Hermès: 10 Things To Know About The Iconic Birkin Bag



Calling this the be-all and end-all of all knowledge Birkin may be a stretch, but it promises to be a good start, especially for those who are new to one of Hermès’ most iconic bags.

Chronologically, the Kelly was created in the 1930s, the Constance in 1959, and the Birkin in 1984. Essentially the baby of the family, and boasting worldwide appeal, here’s why ladies (and men) everywhere covet the Birkin.

01 - The Birkin came about during an in-flight conversation between former Hermès CEO Jean-Louis Dumas and British actress Jane Birkin. When the latter accidentally dropped her bag, spilling its contents, it attracted the attention of fellow passenger, Dumas, who suggested that she “should have one (a bag) with pockets”.

The actress replied that she had been looking for such a bag, describing a roomy tote with “pockets and seals”. Dumas offered to make one just for her and together they began designing onboard the Air France flight.

02 - The very first Birkin that resulted from that chance meeting came in black, and took design references from the Haut À Courroies (HAC). Essentially a smaller, lighter handbag version of Hermès’ first-ever bag. 40 years on, the bestselling sizes amongst the ladies are still the B25 and B30, while the men covet the larger ones like the B35 and the B40.

03 - Several key features make up the anatomy of the Birkin. For starters, the double top handles, twist-lock Hermès plaque and signature flap. The Pontet refers to the two pointy latches holding onto the front straps.

Each piece is also furnished with a lock and clochette which houses the keys. Four Clou studs equip the base of the bag, so if you find one with five or even six studs, that’s a clear sign of authenticity issues.

04 - The Birkin comes in a wide array of materials. Starting with leather, the common skins are Clemence, Epsom and Togo, all featuring hardy grained finishes.

Then those with a fine leather grain include Evercolour and Chevre. For smooth leather surfaces, there’s Barenia, Box Calf and Swift, which are increasingly rarer to spot these days. Other options include Veau Doblis (suede), or even a mix of leather and alternative materials like canvas.

05 - Of course, Hermès’ iconic bags are also available in exotics like lizard, crocodile and ostrich. Popular colour schemes include Himalaya White and Himalaya Gris Cendre, which involves an intricate dyeing process to mimic the appearance of the Himalayan mountains.

For something lush and super rare, look for either Ombre Lizard or Grand Marriage. The latter combines an extravagant crocodile body with lizard handles and ostrich trims.

06 - Birkin bags also come in alternative styles that play on the original silhouette. Take, for example, the Birkin Ghillies with extra trimmings on the flap and base, and the Fringe Birkin, which packs fun leather ‘bangs’.

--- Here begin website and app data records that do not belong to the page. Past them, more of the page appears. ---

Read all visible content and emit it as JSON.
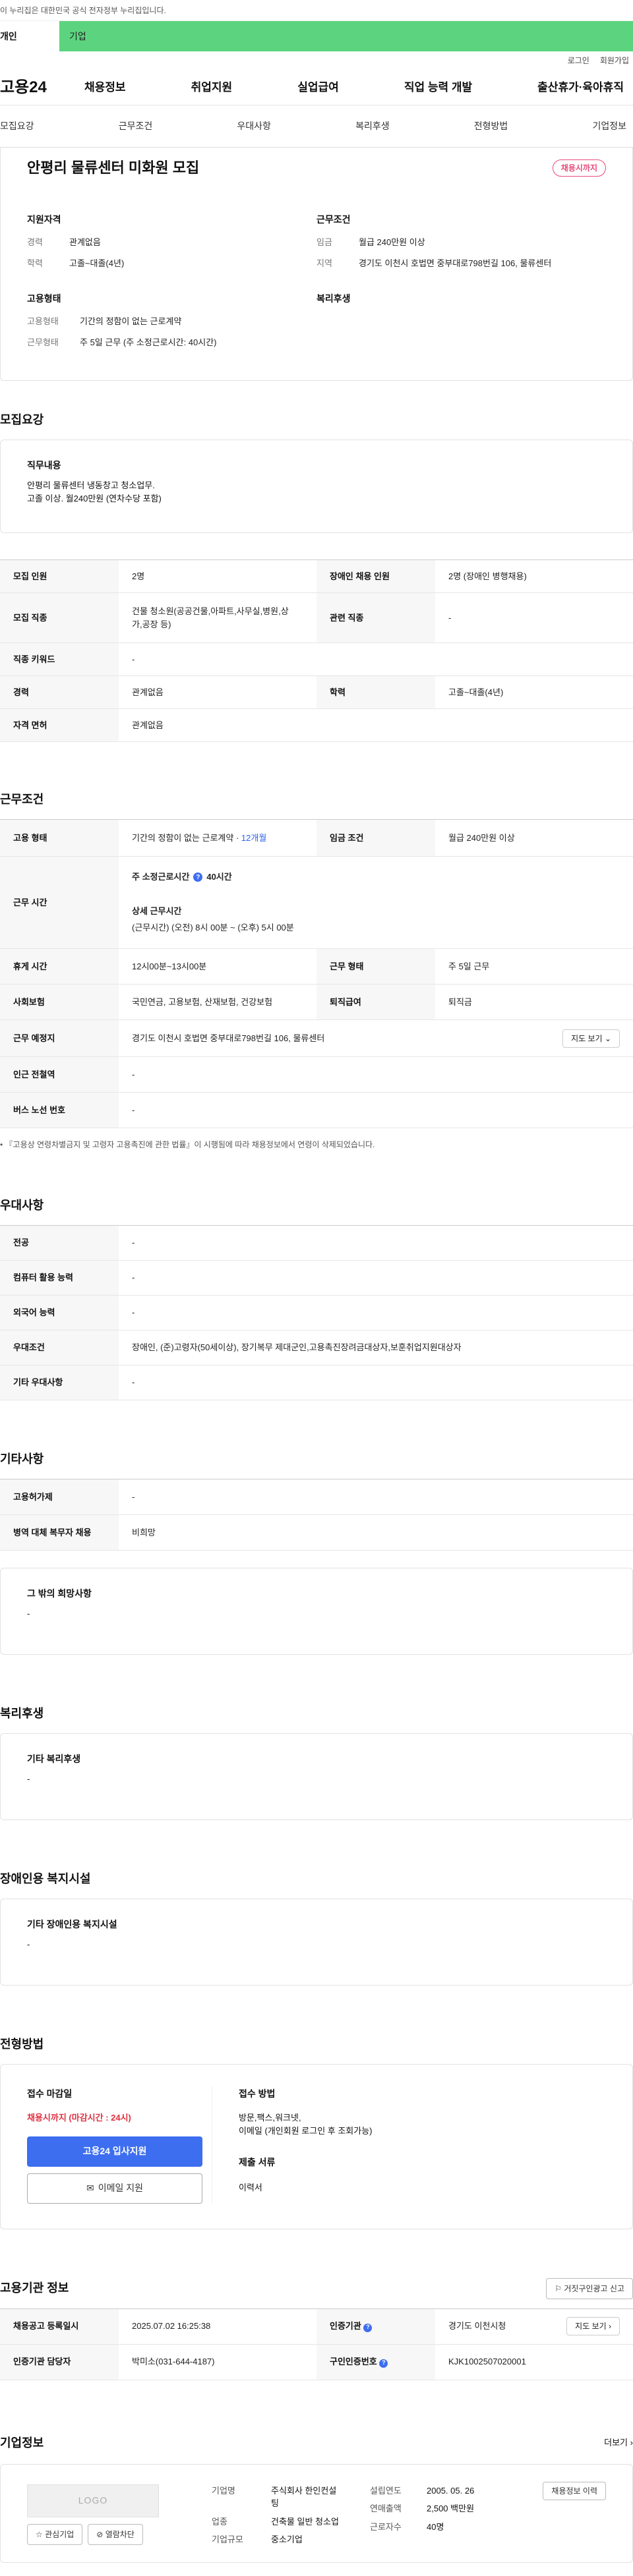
{
  "top_notice": "이 누리집은 대한민국 공식 전자정부 누리집입니다.",
  "user_tabs": [
    "개인",
    "기업"
  ],
  "util": [
    "로그인",
    "회원가입"
  ],
  "logo": "고용24",
  "gnb": [
    "채용정보",
    "취업지원",
    "실업급여",
    "직업 능력 개발",
    "출산휴가·육아휴직"
  ],
  "subtabs": [
    "모집요강",
    "근무조건",
    "우대사항",
    "복리후생",
    "전형방법",
    "기업정보"
  ],
  "header": {
    "title": "안평리 물류센터 미화원 모집",
    "badge": "채용시까지",
    "qual_title": "지원자격",
    "qual": [
      {
        "k": "경력",
        "v": "관계없음"
      },
      {
        "k": "학력",
        "v": "고졸~대졸(4년)"
      }
    ],
    "cond_title": "근무조건",
    "cond": [
      {
        "k": "임금",
        "v": "월급 240만원 이상"
      },
      {
        "k": "지역",
        "v": "경기도 이천시 호법면 중부대로798번길 106, 물류센터"
      }
    ],
    "emp_title": "고용형태",
    "emp": [
      {
        "k": "고용형태",
        "v": "기간의 정함이 없는 근로계약"
      },
      {
        "k": "근무형태",
        "v": "주 5일 근무 (주 소정근로시간: 40시간)"
      }
    ],
    "welfare_title": "복리후생"
  },
  "recruit": {
    "title": "모집요강",
    "duty_title": "직무내용",
    "duty_text1": "안평리 물류센터 냉동창고 청소업무.",
    "duty_text2": "고졸 이상. 월240만원 (연차수당 포함)",
    "rows": [
      [
        "모집 인원",
        "2명",
        "장애인 채용 인원",
        "2명 (장애인 병행채용)"
      ],
      [
        "모집 직종",
        "건물 청소원(공공건물,아파트,사무실,병원,상가,공장 등)",
        "관련 직종",
        "-"
      ],
      [
        "직종 키워드",
        "-",
        "",
        ""
      ],
      [
        "경력",
        "관계없음",
        "학력",
        "고졸~대졸(4년)"
      ],
      [
        "자격 면허",
        "관계없음",
        "",
        ""
      ]
    ]
  },
  "work": {
    "title": "근무조건",
    "emp_label": "고용 형태",
    "emp_value": "기간의 정함이 없는 근로계약 · ",
    "emp_months": "12개월",
    "wage_label": "임금 조건",
    "wage_value": "월급 240만원 이상",
    "time_label": "근무 시간",
    "time_main": "주 소정근로시간",
    "time_hours": "40시간",
    "time_detail_title": "상세 근무시간",
    "time_detail": "(근무시간) (오전) 8시 00분 ~ (오후) 5시 00분",
    "rest_label": "휴게 시간",
    "rest_value": "12시00분~13시00분",
    "shift_label": "근무 형태",
    "shift_value": "주 5일 근무",
    "ins_label": "사회보험",
    "ins_value": "국민연금, 고용보험, 산재보험, 건강보험",
    "sev_label": "퇴직급여",
    "sev_value": "퇴직금",
    "place_label": "근무 예정지",
    "place_value": "경기도 이천시 호법면 중부대로798번길 106, 물류센터",
    "map_btn": "지도 보기",
    "station_label": "인근 전철역",
    "station_value": "-",
    "bus_label": "버스 노선 번호",
    "bus_value": "-",
    "note": "『고용상 연령차별금지 및 고령자 고용촉진에 관한 법률』이 시행됨에 따라 채용정보에서 연령이 삭제되었습니다."
  },
  "pref": {
    "title": "우대사항",
    "rows": [
      [
        "전공",
        "-"
      ],
      [
        "컴퓨터 활용 능력",
        "-"
      ],
      [
        "외국어 능력",
        "-"
      ],
      [
        "우대조건",
        "장애인, (준)고령자(50세이상), 장기복무 제대군인,고용촉진장려금대상자,보훈취업지원대상자"
      ],
      [
        "기타 우대사항",
        "-"
      ]
    ]
  },
  "etc": {
    "title": "기타사항",
    "rows": [
      [
        "고용허가제",
        "-"
      ],
      [
        "병역 대체 복무자 채용",
        "비희망"
      ]
    ],
    "wish_title": "그 밖의 희망사항",
    "wish_value": "-"
  },
  "welfare": {
    "title": "복리후생",
    "box_title": "기타 복리후생",
    "box_value": "-"
  },
  "disabled": {
    "title": "장애인용 복지시설",
    "box_title": "기타 장애인용 복지시설",
    "box_value": "-"
  },
  "process": {
    "title": "전형방법",
    "deadline_title": "접수 마감일",
    "deadline_value": "채용시까지 (마감시간 : 24시)",
    "apply_btn": "고용24 입사지원",
    "email_btn": "이메일 지원",
    "method_title": "접수 방법",
    "method_1": "방문,팩스,워크넷,",
    "method_2": "이메일 (개인회원 로그인 후 조회가능)",
    "docs_title": "제출 서류",
    "docs_value": "이력서"
  },
  "agency": {
    "title": "고용기관 정보",
    "report_btn": "거짓구인광고 신고",
    "reg_label": "채용공고 등록일시",
    "reg_value": "2025.07.02 16:25:38",
    "org_label": "인증기관",
    "org_value": "경기도 이천시청",
    "map_btn": "지도 보기",
    "staff_label": "인증기관 담당자",
    "staff_value": "박미소(031-644-4187)",
    "cert_label": "구인인증번호",
    "cert_value": "KJK1002507020001"
  },
  "company": {
    "title": "기업정보",
    "more": "더보기",
    "logo_text": "LOGO",
    "fav_btn": "관심기업",
    "block_btn": "열람차단",
    "name_label": "기업명",
    "name_value": "주식회사 한인컨설팅",
    "biz_label": "업종",
    "biz_value": "건축물 일반 청소업",
    "size_label": "기업규모",
    "size_value": "중소기업",
    "year_label": "설립연도",
    "year_value": "2005. 05. 26",
    "sales_label": "연매출액",
    "sales_value": "2,500 백만원",
    "emp_label": "근로자수",
    "emp_value": "40명",
    "history_btn": "채용정보 이력"
  },
  "colors": {
    "green": "#5cd47f",
    "blue": "#3d6ef0",
    "pink": "#e84a7a",
    "red": "#e03040"
  }
}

07 - Then there’s the Shadow Birkin, whose flap and straps integrate seamlessly into the body. Another is the Shoulder Birkin, with elongated top handles and a shorter but wider base, from Jean Paul Gaultier’s reign as creative director.

08 - Certain Birkin bags also come with extra blind stamps next to the Hermès logo. There’s the horseshoe stamp, for example, which signifies a Special Order, a customisation service reserved for those lucky enough to be offered the chance.

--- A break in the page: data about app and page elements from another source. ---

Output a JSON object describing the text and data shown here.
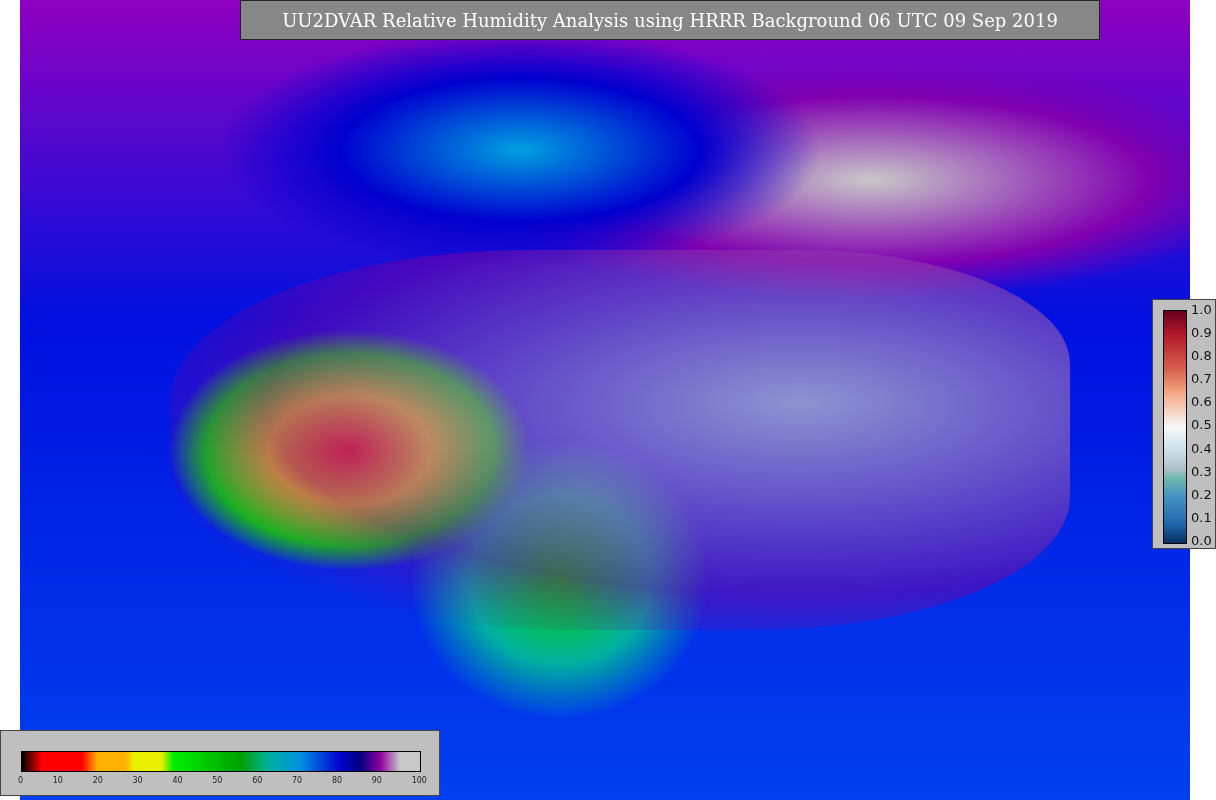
{
  "title": "UU2DVAR Relative Humidity Analysis using HRRR Background 06 UTC 09 Sep 2019",
  "humidity_colorbar": {
    "ticks": [
      "0",
      "10",
      "20",
      "30",
      "40",
      "50",
      "60",
      "70",
      "80",
      "90",
      "100"
    ]
  },
  "ratio_colorbar": {
    "ticks": [
      "1.0",
      "0.9",
      "0.8",
      "0.7",
      "0.6",
      "0.5",
      "0.4",
      "0.3",
      "0.2",
      "0.1",
      "0.0"
    ]
  }
}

Exotic skins also get their own stamps: square for alligator, two dots for crocodile, and a single dash for lizard.

09 - As if prices for a Birkin aren’t high enough at boutiques (and even higher at resellers), the record selling price stands at USD450,000 at a Sotheby' auction for a Diamond Himalaya Birkin 30 in 2022.

10 - That said, the average price of a Birkin is constantly increasing. Many liken owning one to be a form of investment, with a value higher than gold. A piece that you purchase today can be worth so much more just three or five years down the road.

For more information, do visit HERMÈS.com